The top of the flap has two small zippered mesh pockets that are a good size for dongles or charging cables. There’s a larger zippered mesh pocket below, which is ideal for a battery bank. The mesh has a little give to it, making storing larger items easier.
Below that is a similarly sized zippered opaque pocket. This is a good spot for a passport or other travel documents, and it’s also the storage area for the main compartment organizer you can purchase from Tropicfeel that we’ll go over shortly.
Moving into the open area, there’s a structured compartment on the bottom of this area folds out when you want to use it. Once it’s been deployed, you can access it via a small square zipper on the pack’s exterior. This is ideal for items you want to have a little more padding from the rest of your gear or if you want access without opening the clamshell.
The door to access the compartment from the exterior has a small mesh slider with a lining inside. It expands into the structured compartment for storing wet gear or items you want to keep from getting wet.
You can put food here so that if it spills, you don’t have to worry about getting the rest of your gear dirty, or a swimsuit or pair of light sandals fit nicely here, too. It has a drawstring closure, so it isn’t completely waterproof, but in most cases, it gets the job done.
When not in use, the padding folds down into the bottom of the main compartment and doesn’t take up much room. It adds also additional protection for your gear, which is a bonus feature that we dig.
Now that we’ve gone over what the main compartment is on its own, we should go over what it can be transitioned into with additional products from Tropicfeel.
The main compartment organizer breaks up the large space we just went over into smaller, easier-to-pack pieces. There are loops on the compartment’s sides to facilitate the organizer, and it rests on top of the padded bottom compartment.
A camera cube fits within that same space and attaches using the side loops and a hook and loop fastener. A small strap secured by a button between the two small mesh pockets on the flap connects to the flap of the camera cube so that when you open the Nest’s clamshell opening, the camera cube opens, too.
The Nest is a capable pack by itself, though we must admit it feels a little naked without the additional gear Tropicfeel offers.

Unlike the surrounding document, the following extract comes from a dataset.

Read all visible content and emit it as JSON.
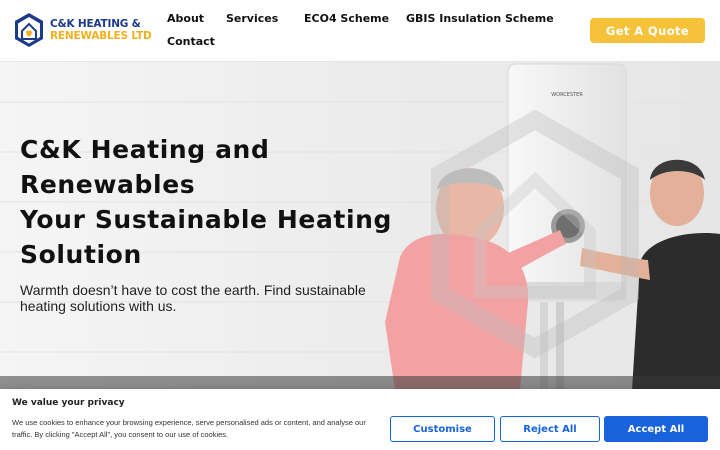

If you don’t opt for one of their integrated packing cubes, the pack maxes out at 20-liters. This is more than capable as a daily bag, though it may not have the gusto to take on most weekend trips. The additional 5 to 10 liters enable its transition into a travel pack, especially considering the extra space doesn’t come at the expense of space already in use.
In that same vein, if you do opt for the additional packing cubes, the removable storage is beneficial. Once you arrive, remove the packing cubes and use the Nest as your daily adventure pack to explore your destination.
We feel the need to reiterate one last time that the features on the Tropicfeel Nest are exceptionally well thought out and feel like they were designed by someone who travels frequently. If you prefer to provide your own organization, you may find some of the Nest’s features superfluous. If you like to invest in a system and go all-in, the Nest will serve you well!
- The bag has a ton of add-on features but still looks sleek
- Kangaroo extension is handy for wet or dirty items
- Shoulder straps are light but comfortable
- Some fraying where metal hooks latch onto the bag
- Sweat discoloration on the back panel is noticeable
- Materials are otherwise in great shape